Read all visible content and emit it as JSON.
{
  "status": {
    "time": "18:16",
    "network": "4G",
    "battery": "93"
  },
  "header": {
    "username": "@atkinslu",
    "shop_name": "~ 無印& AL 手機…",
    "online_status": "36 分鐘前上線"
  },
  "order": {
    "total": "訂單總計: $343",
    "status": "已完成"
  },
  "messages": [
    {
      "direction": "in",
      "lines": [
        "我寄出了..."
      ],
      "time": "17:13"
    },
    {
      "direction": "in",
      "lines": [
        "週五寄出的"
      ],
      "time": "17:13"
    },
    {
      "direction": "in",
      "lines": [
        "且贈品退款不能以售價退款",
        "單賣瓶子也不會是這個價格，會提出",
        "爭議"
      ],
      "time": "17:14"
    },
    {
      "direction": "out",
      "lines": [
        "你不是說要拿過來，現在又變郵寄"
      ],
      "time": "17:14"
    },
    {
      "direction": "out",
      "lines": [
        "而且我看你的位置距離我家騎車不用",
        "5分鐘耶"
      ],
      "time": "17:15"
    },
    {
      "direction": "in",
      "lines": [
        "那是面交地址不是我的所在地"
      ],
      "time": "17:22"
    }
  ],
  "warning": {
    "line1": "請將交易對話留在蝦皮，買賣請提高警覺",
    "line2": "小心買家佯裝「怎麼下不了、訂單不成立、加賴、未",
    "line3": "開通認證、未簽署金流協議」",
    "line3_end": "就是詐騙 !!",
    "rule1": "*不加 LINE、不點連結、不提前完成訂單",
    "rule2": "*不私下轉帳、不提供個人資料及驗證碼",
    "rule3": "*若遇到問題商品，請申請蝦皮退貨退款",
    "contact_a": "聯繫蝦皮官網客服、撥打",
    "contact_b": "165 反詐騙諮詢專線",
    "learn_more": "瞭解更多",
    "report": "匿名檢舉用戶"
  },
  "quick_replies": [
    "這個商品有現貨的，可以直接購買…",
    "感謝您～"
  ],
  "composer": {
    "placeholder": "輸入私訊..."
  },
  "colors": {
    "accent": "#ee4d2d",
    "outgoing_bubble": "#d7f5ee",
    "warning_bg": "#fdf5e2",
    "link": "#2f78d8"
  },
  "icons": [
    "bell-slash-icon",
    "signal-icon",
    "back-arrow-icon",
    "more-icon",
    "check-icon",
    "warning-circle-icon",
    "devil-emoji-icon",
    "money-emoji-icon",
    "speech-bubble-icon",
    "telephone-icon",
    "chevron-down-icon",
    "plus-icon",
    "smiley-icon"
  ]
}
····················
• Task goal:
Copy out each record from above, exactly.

• Response to this task:
Read all visible content and emit it as JSON.
{
  "status": {
    "time": "18:16",
    "network": "4G",
    "battery": "93"
  },
  "header": {
    "username": "@atkinslu",
    "shop_name": "~ 無印& AL 手機…",
    "online_status": "36 分鐘前上線"
  },
  "order": {
    "total": "訂單總計: $343",
    "status": "已完成"
  },
  "messages": [
    {
      "direction": "in",
      "lines": [
        "我寄出了..."
      ],
      "time": "17:13"
    },
    {
      "direction": "in",
      "lines": [
        "週五寄出的"
      ],
      "time": "17:13"
    },
    {
      "direction": "in",
      "lines": [
        "且贈品退款不能以售價退款",
        "單賣瓶子也不會是這個價格，會提出",
        "爭議"
      ],
      "time": "17:14"
    },
    {
      "direction": "out",
      "lines": [
        "你不是說要拿過來，現在又變郵寄"
      ],
      "time": "17:14"
    },
    {
      "direction": "out",
      "lines": [
        "而且我看你的位置距離我家騎車不用",
        "5分鐘耶"
      ],
      "time": "17:15"
    },
    {
      "direction": "in",
      "lines": [
        "那是面交地址不是我的所在地"
      ],
      "time": "17:22"
    }
  ],
  "warning": {
    "line1": "請將交易對話留在蝦皮，買賣請提高警覺",
    "line2": "小心買家佯裝「怎麼下不了、訂單不成立、加賴、未",
    "line3": "開通認證、未簽署金流協議」",
    "line3_end": "就是詐騙 !!",
    "rule1": "*不加 LINE、不點連結、不提前完成訂單",
    "rule2": "*不私下轉帳、不提供個人資料及驗證碼",
    "rule3": "*若遇到問題商品，請申請蝦皮退貨退款",
    "contact_a": "聯繫蝦皮官網客服、撥打",
    "contact_b": "165 反詐騙諮詢專線",
    "learn_more": "瞭解更多",
    "report": "匿名檢舉用戶"
  },
  "quick_replies": [
    "這個商品有現貨的，可以直接購買…",
    "感謝您～"
  ],
  "composer": {
    "placeholder": "輸入私訊..."
  },
  "colors": {
    "accent": "#ee4d2d",
    "outgoing_bubble": "#d7f5ee",
    "warning_bg": "#fdf5e2",
    "link": "#2f78d8"
  },
  "icons": [
    "bell-slash-icon",
    "signal-icon",
    "back-arrow-icon",
    "more-icon",
    "check-icon",
    "warning-circle-icon",
    "devil-emoji-icon",
    "money-emoji-icon",
    "speech-bubble-icon",
    "telephone-icon",
    "chevron-down-icon",
    "plus-icon",
    "smiley-icon"
  ]
}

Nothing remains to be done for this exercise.